Heart Failure in Children

What is heart failure?

Heart failure occurs when the heart is not working to pump blood as well as it should, and gets backed up (congested) in the blood vessels. It is also called congestive heart failure. Many people think that heart failure affects only adults, but people of all ages can have heart failure, including infants, children and teenagers.

Heart failure in children is often caused by a congenital heart defect the child is born with. In some cases, children can also develop heart failure due to infection or another medical condition.

If your child has heart failure, it may affect either side of the heart.

When heart failure affects the left side of the heart, the heart has a hard time pumping blood out to the body. This causes blood to back up into the vessels in the lungs, and the lungs become congested.

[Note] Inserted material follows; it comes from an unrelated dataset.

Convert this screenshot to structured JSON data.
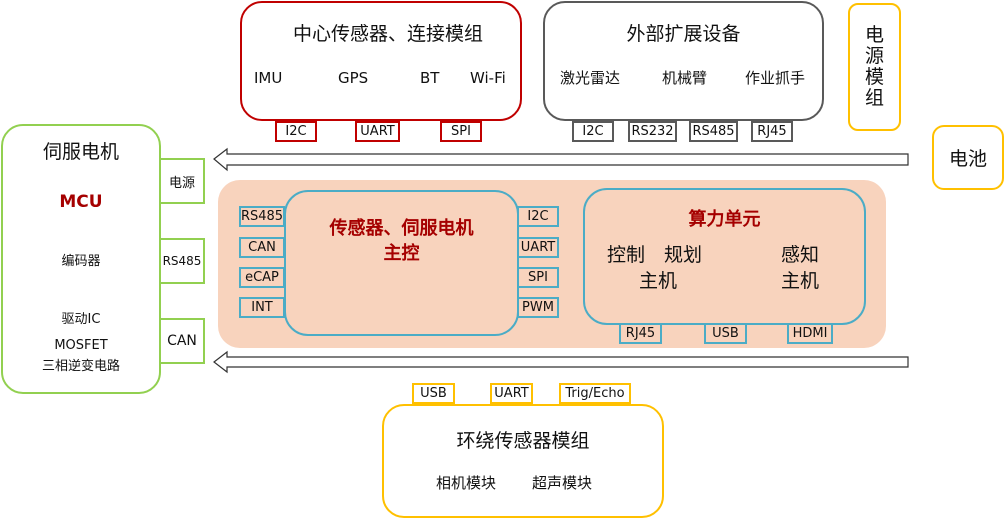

When heart failure affects the right side of the heart, it has a hard time pumping blood to the lungs. This causes blood to back up in the child’s liver and veins, which can cause fluid retention in the body.

What are the symptoms of heart failure?

Symptoms of heart failure may include:

  • fast breathing
  • shortness of breath or heavy breathing
  • feeling more tired than usual
  • needing to take frequent rest breaks while playing with friends
  • falling asleep when feeding or becoming too tired to eat
  • lack of appetite
  • poor growth
  • swelling of the legs, ankles, eyelids, face or abdomen
  • nausea or vomiting
  • abdominal pain
  • cough or lung congestion
  • sweating

What are the causes of heart failure?

Heart failure can happen in children born with congenital heart defects.

Other conditions that may cause heart failure include:

How we care for heart failure

The Benderson Family Heart Center at Boston Children's Hospital is the largest pediatric heart program in the United States. We provide a full range of care for heart failure, from diagnostic assessment to interventional therapy using cardiac catheterization and cardiac surgery.

Our staff includes more than 80 pediatric heart specialists who provide care for thousands of children with heart conditions each year, ranging from the simple to complex.